[[ Data records, beginning ]]

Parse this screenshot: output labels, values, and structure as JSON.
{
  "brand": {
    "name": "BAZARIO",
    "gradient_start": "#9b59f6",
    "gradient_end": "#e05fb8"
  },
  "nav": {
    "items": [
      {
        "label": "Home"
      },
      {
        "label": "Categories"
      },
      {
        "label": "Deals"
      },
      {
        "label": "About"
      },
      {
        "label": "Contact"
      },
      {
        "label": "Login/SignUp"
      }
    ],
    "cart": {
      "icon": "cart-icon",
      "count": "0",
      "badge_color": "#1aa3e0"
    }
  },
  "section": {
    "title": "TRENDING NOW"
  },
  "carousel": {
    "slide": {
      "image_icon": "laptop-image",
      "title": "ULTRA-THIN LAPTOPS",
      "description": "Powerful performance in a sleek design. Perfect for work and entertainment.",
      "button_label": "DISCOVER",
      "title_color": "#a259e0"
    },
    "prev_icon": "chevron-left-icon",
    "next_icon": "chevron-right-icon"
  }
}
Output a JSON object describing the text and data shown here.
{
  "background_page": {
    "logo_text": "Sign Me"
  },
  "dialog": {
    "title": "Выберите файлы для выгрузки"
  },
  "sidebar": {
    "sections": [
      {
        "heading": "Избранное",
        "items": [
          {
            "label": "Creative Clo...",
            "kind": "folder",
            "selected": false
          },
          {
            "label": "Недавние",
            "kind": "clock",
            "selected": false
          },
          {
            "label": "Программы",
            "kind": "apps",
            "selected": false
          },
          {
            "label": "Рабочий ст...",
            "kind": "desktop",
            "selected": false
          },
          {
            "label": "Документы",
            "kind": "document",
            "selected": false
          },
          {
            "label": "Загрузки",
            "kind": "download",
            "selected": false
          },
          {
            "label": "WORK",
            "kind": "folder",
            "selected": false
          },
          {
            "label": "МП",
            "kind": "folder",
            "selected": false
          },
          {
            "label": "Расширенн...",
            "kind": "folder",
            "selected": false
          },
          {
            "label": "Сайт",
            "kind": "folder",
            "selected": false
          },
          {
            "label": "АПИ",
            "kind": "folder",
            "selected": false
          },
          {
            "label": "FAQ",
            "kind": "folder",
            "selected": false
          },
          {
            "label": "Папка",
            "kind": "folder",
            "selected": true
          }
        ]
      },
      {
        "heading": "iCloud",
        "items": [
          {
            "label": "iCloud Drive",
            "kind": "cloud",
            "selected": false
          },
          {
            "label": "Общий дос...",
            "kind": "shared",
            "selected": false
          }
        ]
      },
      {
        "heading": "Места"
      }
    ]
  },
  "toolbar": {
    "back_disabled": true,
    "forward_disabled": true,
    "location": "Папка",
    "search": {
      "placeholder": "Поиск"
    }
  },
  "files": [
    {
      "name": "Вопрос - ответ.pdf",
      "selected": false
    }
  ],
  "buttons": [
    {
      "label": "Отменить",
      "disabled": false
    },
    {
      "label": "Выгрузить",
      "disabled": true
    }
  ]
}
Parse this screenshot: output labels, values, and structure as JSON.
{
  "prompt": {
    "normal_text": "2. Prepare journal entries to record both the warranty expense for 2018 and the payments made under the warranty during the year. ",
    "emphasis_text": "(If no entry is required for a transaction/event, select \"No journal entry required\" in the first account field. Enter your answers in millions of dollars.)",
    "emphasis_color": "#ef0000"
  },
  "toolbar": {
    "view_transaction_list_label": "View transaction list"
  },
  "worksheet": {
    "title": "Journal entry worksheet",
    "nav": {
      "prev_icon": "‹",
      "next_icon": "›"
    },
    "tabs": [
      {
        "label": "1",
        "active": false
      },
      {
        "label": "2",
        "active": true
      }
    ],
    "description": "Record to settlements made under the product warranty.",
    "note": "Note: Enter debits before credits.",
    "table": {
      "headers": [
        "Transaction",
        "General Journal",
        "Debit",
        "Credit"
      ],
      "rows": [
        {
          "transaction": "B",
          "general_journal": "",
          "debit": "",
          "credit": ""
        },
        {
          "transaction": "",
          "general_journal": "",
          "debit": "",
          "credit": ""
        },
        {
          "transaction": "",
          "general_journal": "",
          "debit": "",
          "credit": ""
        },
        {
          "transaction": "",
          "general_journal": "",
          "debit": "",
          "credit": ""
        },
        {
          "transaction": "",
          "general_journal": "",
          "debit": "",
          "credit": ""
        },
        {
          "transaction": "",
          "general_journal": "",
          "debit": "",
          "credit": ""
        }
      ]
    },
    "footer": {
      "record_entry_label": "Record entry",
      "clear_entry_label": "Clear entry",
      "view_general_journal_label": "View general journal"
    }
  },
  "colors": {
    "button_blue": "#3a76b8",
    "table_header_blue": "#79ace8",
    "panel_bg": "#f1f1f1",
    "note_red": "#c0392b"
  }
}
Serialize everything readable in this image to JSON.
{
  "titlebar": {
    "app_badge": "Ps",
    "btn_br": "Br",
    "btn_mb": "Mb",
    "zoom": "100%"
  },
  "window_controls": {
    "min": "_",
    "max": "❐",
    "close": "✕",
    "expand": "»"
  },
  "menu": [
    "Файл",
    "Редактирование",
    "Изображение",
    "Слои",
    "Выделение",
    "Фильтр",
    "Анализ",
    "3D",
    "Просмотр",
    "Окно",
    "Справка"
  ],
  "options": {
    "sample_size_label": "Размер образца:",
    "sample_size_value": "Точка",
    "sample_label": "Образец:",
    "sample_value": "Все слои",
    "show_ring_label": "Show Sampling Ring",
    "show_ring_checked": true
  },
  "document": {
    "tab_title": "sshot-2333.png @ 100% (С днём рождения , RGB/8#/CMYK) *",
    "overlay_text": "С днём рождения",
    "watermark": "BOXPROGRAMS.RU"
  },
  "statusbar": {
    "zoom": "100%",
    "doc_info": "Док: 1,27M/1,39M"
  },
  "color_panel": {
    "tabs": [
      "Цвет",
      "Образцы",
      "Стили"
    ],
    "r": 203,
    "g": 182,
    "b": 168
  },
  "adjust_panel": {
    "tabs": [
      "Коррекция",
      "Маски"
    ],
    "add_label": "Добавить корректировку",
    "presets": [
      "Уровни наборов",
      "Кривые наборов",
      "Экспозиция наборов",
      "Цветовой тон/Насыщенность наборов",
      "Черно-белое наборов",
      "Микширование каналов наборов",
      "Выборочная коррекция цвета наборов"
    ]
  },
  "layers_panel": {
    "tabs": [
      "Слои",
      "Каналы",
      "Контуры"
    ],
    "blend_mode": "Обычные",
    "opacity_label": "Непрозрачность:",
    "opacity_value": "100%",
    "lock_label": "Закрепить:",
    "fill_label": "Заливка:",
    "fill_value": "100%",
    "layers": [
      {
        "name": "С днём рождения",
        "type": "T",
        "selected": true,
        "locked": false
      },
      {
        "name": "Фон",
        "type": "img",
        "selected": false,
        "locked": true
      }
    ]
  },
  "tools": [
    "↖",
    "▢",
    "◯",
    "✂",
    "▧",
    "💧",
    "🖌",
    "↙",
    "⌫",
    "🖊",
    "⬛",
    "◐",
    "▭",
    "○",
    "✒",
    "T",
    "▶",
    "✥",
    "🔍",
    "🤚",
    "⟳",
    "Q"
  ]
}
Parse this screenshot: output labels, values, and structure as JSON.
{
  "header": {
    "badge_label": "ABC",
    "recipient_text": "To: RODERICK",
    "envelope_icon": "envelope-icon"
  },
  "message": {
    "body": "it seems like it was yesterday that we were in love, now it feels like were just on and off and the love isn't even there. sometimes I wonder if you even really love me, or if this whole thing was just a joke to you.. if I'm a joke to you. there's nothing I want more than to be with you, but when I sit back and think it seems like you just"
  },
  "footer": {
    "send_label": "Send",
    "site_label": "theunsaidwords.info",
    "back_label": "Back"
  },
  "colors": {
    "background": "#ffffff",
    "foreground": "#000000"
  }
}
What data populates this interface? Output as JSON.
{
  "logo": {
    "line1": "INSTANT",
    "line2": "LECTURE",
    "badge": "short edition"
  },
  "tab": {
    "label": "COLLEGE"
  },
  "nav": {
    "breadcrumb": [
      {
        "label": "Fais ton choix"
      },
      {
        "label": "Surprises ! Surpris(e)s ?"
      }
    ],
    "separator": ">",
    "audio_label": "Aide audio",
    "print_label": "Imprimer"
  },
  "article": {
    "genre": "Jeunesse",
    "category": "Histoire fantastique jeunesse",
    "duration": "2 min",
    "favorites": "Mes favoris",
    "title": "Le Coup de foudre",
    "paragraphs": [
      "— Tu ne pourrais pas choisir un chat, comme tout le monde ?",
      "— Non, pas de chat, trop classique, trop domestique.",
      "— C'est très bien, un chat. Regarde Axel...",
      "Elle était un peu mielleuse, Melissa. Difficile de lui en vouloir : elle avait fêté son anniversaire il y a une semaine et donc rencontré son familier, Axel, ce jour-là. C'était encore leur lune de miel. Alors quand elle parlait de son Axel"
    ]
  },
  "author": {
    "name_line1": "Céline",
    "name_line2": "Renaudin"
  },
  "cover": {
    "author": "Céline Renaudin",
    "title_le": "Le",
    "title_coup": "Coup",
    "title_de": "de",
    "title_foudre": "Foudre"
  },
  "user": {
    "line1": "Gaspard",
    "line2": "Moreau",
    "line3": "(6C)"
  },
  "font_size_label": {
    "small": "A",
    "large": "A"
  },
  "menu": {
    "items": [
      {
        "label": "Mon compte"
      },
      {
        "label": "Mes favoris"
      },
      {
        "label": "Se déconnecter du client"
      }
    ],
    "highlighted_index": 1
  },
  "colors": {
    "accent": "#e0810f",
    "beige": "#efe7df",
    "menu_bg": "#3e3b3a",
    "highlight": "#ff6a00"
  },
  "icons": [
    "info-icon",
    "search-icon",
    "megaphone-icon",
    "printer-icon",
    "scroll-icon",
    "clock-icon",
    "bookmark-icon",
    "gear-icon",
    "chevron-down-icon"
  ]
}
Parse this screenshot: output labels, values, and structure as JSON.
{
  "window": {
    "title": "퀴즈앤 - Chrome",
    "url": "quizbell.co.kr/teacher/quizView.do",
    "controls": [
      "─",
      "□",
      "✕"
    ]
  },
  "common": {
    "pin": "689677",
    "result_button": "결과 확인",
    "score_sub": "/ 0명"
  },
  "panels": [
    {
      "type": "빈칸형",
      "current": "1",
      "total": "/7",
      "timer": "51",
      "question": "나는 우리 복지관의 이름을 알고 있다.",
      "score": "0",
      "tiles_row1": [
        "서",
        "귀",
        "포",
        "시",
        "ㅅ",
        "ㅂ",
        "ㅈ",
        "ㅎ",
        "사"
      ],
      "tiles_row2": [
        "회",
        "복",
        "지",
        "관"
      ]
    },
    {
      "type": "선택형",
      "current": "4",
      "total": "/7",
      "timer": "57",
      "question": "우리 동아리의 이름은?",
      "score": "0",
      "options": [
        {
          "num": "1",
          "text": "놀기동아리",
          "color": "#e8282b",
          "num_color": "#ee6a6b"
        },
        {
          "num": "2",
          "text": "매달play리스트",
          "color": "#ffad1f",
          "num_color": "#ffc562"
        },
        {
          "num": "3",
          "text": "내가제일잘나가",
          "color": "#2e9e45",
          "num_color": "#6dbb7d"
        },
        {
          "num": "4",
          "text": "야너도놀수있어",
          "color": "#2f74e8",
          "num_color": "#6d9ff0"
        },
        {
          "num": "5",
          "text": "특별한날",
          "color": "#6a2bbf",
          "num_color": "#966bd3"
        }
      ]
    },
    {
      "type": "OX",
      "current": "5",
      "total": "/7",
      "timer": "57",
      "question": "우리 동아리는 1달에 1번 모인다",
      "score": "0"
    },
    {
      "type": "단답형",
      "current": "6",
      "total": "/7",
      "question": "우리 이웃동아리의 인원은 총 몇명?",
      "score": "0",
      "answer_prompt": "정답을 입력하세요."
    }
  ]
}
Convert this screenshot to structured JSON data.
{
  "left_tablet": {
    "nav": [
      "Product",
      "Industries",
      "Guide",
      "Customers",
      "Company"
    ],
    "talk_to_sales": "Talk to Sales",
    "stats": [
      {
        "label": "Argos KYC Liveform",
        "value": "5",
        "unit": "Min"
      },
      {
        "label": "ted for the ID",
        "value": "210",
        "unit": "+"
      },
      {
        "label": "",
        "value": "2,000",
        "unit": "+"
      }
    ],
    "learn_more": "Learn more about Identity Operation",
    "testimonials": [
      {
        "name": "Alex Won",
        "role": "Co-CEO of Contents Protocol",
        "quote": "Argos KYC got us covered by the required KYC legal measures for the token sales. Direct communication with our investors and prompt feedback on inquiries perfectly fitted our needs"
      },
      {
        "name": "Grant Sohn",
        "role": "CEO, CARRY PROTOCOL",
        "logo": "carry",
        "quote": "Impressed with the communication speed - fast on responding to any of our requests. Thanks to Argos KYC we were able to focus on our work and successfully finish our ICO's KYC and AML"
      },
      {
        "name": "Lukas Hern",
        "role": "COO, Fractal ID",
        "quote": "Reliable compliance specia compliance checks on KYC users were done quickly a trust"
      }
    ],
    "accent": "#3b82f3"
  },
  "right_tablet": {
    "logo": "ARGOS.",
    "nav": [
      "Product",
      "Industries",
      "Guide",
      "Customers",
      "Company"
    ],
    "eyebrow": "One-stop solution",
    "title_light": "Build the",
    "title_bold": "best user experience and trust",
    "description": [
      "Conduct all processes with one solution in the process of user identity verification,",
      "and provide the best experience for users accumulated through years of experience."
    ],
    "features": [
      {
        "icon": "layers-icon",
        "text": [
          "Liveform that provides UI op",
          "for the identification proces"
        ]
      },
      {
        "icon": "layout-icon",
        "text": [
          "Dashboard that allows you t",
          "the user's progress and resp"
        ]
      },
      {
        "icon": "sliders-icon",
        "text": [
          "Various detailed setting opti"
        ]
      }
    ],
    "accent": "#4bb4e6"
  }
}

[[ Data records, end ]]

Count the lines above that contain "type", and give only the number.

6